> **Records supplied**:
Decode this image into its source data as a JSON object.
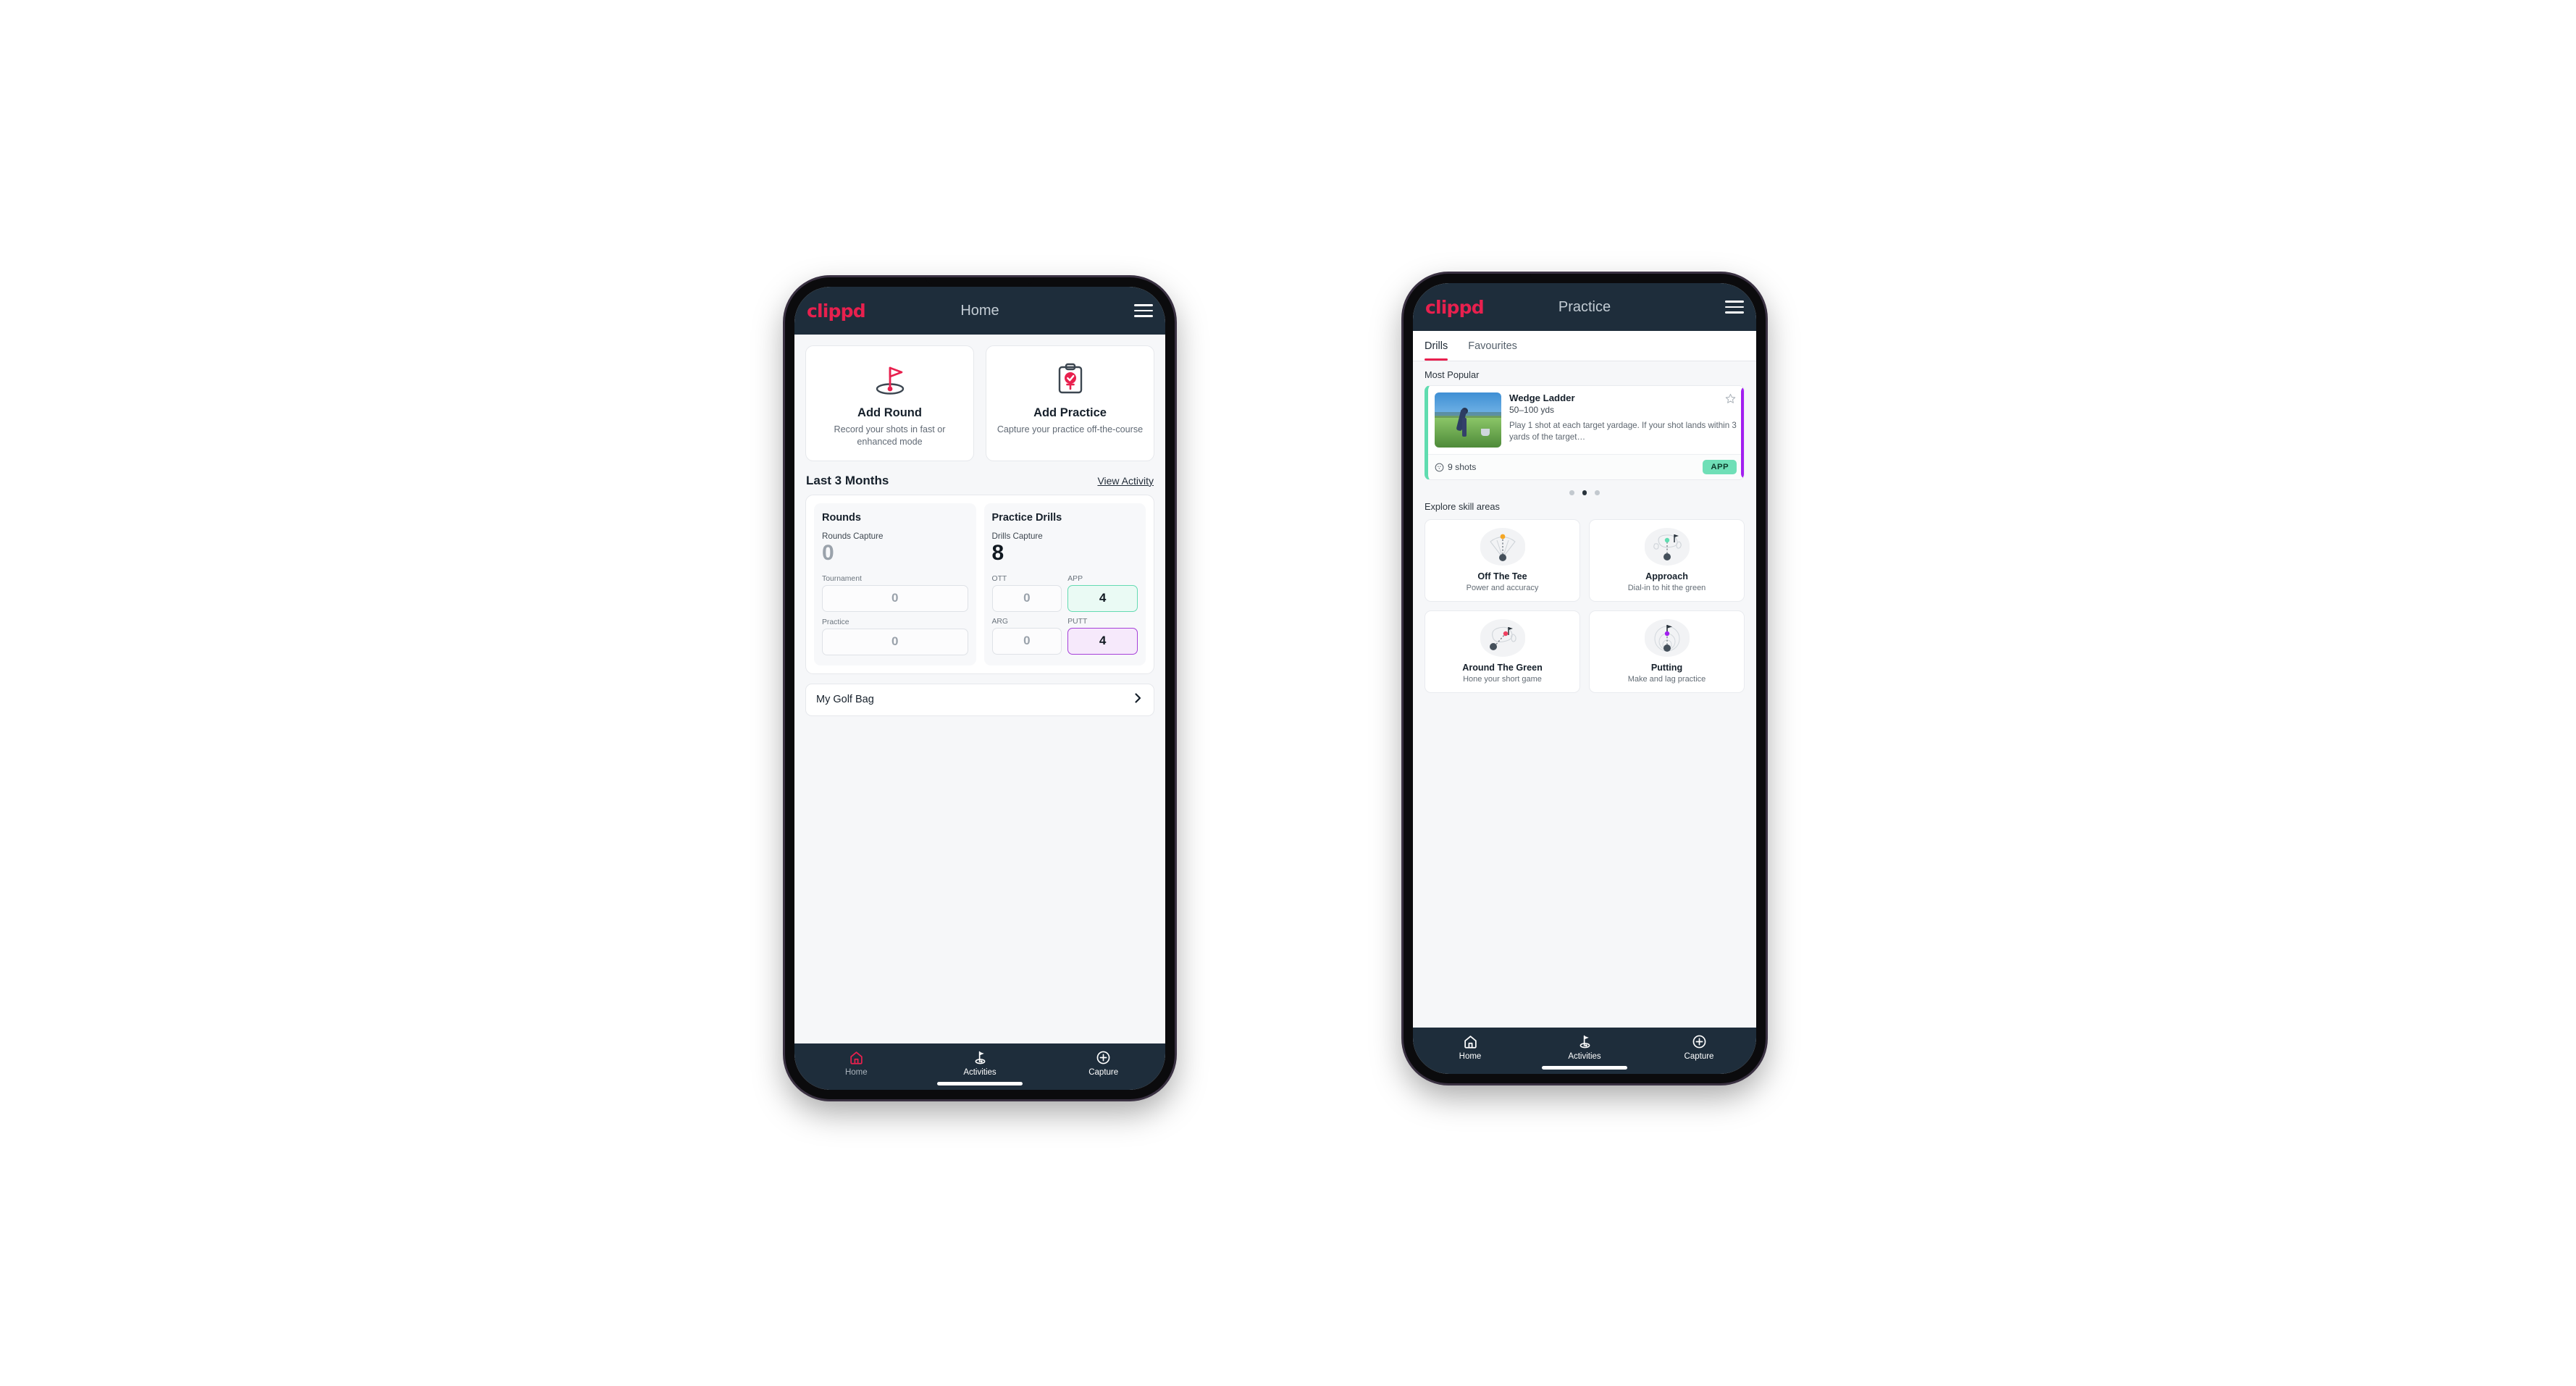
{
  "theme": {
    "brand_pink": "#e8204e",
    "header_dark": "#1e2d3b",
    "accent_green": "#5fdcb0",
    "accent_purple": "#a21ff0",
    "page_bg": "#f6f7f9"
  },
  "phone_home": {
    "appbar": {
      "logo": "clippd",
      "title": "Home",
      "menu_icon": "hamburger-menu-icon"
    },
    "actions": [
      {
        "icon": "golf-flag-hole-icon",
        "title": "Add Round",
        "subtitle": "Record your shots in fast or enhanced mode"
      },
      {
        "icon": "clipboard-check-tee-icon",
        "title": "Add Practice",
        "subtitle": "Capture your practice off-the-course"
      }
    ],
    "section": {
      "title": "Last 3 Months",
      "link": "View Activity"
    },
    "stats": {
      "rounds": {
        "heading": "Rounds",
        "capture_label": "Rounds Capture",
        "capture_value": "0",
        "fields": [
          {
            "label": "Tournament",
            "value": "0",
            "accent": "none"
          },
          {
            "label": "Practice",
            "value": "0",
            "accent": "none"
          }
        ]
      },
      "drills": {
        "heading": "Practice Drills",
        "capture_label": "Drills Capture",
        "capture_value": "8",
        "fields": [
          {
            "label": "OTT",
            "value": "0",
            "accent": "none"
          },
          {
            "label": "APP",
            "value": "4",
            "accent": "green"
          },
          {
            "label": "ARG",
            "value": "0",
            "accent": "none"
          },
          {
            "label": "PUTT",
            "value": "4",
            "accent": "purple"
          }
        ]
      }
    },
    "golf_bag": {
      "label": "My Golf Bag",
      "chevron_icon": "chevron-right-icon"
    },
    "bottom_nav": [
      {
        "icon": "home-icon",
        "label": "Home",
        "active": true
      },
      {
        "icon": "golf-flag-icon",
        "label": "Activities",
        "active": false
      },
      {
        "icon": "plus-circle-icon",
        "label": "Capture",
        "active": false
      }
    ]
  },
  "phone_practice": {
    "appbar": {
      "logo": "clippd",
      "title": "Practice",
      "menu_icon": "hamburger-menu-icon"
    },
    "tabs": [
      {
        "label": "Drills",
        "active": true
      },
      {
        "label": "Favourites",
        "active": false
      }
    ],
    "most_popular_label": "Most Popular",
    "drill": {
      "name": "Wedge Ladder",
      "yardage": "50–100 yds",
      "description": "Play 1 shot at each target yardage. If your shot lands within 3 yards of the target…",
      "shots": "9 shots",
      "shots_icon": "golf-ball-icon",
      "tag": "APP",
      "star_icon": "star-outline-icon",
      "thumb": "golfer-chipping-photo",
      "accent": "#5fdcb0"
    },
    "carousel_dots": {
      "count": 3,
      "active_index": 1
    },
    "skill_section_label": "Explore skill areas",
    "skills": [
      {
        "icon": "tee-shot-fan-icon",
        "title": "Off The Tee",
        "subtitle": "Power and accuracy",
        "dot_color": "#f5a623"
      },
      {
        "icon": "approach-green-icon",
        "title": "Approach",
        "subtitle": "Dial-in to hit the green",
        "dot_color": "#5fdcb0"
      },
      {
        "icon": "chip-green-icon",
        "title": "Around The Green",
        "subtitle": "Hone your short game",
        "dot_color": "#ef4060"
      },
      {
        "icon": "putting-rings-icon",
        "title": "Putting",
        "subtitle": "Make and lag practice",
        "dot_color": "#a21ff0"
      }
    ],
    "bottom_nav": [
      {
        "icon": "home-icon",
        "label": "Home",
        "active": false
      },
      {
        "icon": "golf-flag-icon",
        "label": "Activities",
        "active": false
      },
      {
        "icon": "plus-circle-icon",
        "label": "Capture",
        "active": false
      }
    ]
  }
}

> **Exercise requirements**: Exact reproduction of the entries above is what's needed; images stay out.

> **Exercise output**:
Decode this image into its source data as a JSON object.
{
  "theme": {
    "brand_pink": "#e8204e",
    "header_dark": "#1e2d3b",
    "accent_green": "#5fdcb0",
    "accent_purple": "#a21ff0",
    "page_bg": "#f6f7f9"
  },
  "phone_home": {
    "appbar": {
      "logo": "clippd",
      "title": "Home",
      "menu_icon": "hamburger-menu-icon"
    },
    "actions": [
      {
        "icon": "golf-flag-hole-icon",
        "title": "Add Round",
        "subtitle": "Record your shots in fast or enhanced mode"
      },
      {
        "icon": "clipboard-check-tee-icon",
        "title": "Add Practice",
        "subtitle": "Capture your practice off-the-course"
      }
    ],
    "section": {
      "title": "Last 3 Months",
      "link": "View Activity"
    },
    "stats": {
      "rounds": {
        "heading": "Rounds",
        "capture_label": "Rounds Capture",
        "capture_value": "0",
        "fields": [
          {
            "label": "Tournament",
            "value": "0",
            "accent": "none"
          },
          {
            "label": "Practice",
            "value": "0",
            "accent": "none"
          }
        ]
      },
      "drills": {
        "heading": "Practice Drills",
        "capture_label": "Drills Capture",
        "capture_value": "8",
        "fields": [
          {
            "label": "OTT",
            "value": "0",
            "accent": "none"
          },
          {
            "label": "APP",
            "value": "4",
            "accent": "green"
          },
          {
            "label": "ARG",
            "value": "0",
            "accent": "none"
          },
          {
            "label": "PUTT",
            "value": "4",
            "accent": "purple"
          }
        ]
      }
    },
    "golf_bag": {
      "label": "My Golf Bag",
      "chevron_icon": "chevron-right-icon"
    },
    "bottom_nav": [
      {
        "icon": "home-icon",
        "label": "Home",
        "active": true
      },
      {
        "icon": "golf-flag-icon",
        "label": "Activities",
        "active": false
      },
      {
        "icon": "plus-circle-icon",
        "label": "Capture",
        "active": false
      }
    ]
  },
  "phone_practice": {
    "appbar": {
      "logo": "clippd",
      "title": "Practice",
      "menu_icon": "hamburger-menu-icon"
    },
    "tabs": [
      {
        "label": "Drills",
        "active": true
      },
      {
        "label": "Favourites",
        "active": false
      }
    ],
    "most_popular_label": "Most Popular",
    "drill": {
      "name": "Wedge Ladder",
      "yardage": "50–100 yds",
      "description": "Play 1 shot at each target yardage. If your shot lands within 3 yards of the target…",
      "shots": "9 shots",
      "shots_icon": "golf-ball-icon",
      "tag": "APP",
      "star_icon": "star-outline-icon",
      "thumb": "golfer-chipping-photo",
      "accent": "#5fdcb0"
    },
    "carousel_dots": {
      "count": 3,
      "active_index": 1
    },
    "skill_section_label": "Explore skill areas",
    "skills": [
      {
        "icon": "tee-shot-fan-icon",
        "title": "Off The Tee",
        "subtitle": "Power and accuracy",
        "dot_color": "#f5a623"
      },
      {
        "icon": "approach-green-icon",
        "title": "Approach",
        "subtitle": "Dial-in to hit the green",
        "dot_color": "#5fdcb0"
      },
      {
        "icon": "chip-green-icon",
        "title": "Around The Green",
        "subtitle": "Hone your short game",
        "dot_color": "#ef4060"
      },
      {
        "icon": "putting-rings-icon",
        "title": "Putting",
        "subtitle": "Make and lag practice",
        "dot_color": "#a21ff0"
      }
    ],
    "bottom_nav": [
      {
        "icon": "home-icon",
        "label": "Home",
        "active": false
      },
      {
        "icon": "golf-flag-icon",
        "label": "Activities",
        "active": false
      },
      {
        "icon": "plus-circle-icon",
        "label": "Capture",
        "active": false
      }
    ]
  }
}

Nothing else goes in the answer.